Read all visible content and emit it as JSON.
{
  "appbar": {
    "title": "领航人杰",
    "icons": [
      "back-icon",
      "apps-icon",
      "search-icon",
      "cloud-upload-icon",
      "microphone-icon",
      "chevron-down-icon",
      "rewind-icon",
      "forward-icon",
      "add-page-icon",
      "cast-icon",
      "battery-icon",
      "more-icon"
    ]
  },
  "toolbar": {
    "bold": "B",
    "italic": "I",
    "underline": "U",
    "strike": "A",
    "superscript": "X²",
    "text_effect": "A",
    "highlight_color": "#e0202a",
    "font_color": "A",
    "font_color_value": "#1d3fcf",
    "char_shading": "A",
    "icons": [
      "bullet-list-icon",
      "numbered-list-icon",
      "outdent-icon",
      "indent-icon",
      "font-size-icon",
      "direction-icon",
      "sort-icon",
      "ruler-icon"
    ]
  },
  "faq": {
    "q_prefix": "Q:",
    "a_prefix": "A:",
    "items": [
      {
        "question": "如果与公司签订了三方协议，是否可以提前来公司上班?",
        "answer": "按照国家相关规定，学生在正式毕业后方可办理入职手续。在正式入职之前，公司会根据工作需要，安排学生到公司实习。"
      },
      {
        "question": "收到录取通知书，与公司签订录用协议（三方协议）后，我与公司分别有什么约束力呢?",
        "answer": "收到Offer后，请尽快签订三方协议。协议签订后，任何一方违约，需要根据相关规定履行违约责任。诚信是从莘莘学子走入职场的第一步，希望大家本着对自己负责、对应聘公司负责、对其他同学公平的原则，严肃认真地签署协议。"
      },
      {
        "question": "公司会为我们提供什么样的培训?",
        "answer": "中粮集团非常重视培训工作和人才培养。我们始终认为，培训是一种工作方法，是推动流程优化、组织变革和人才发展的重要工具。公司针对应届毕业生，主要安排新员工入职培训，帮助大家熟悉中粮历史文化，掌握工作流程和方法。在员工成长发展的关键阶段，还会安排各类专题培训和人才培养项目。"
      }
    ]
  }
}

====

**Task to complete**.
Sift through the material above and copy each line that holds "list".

**Result of the exercise**.
      "bullet-list-icon",
      "numbered-list-icon",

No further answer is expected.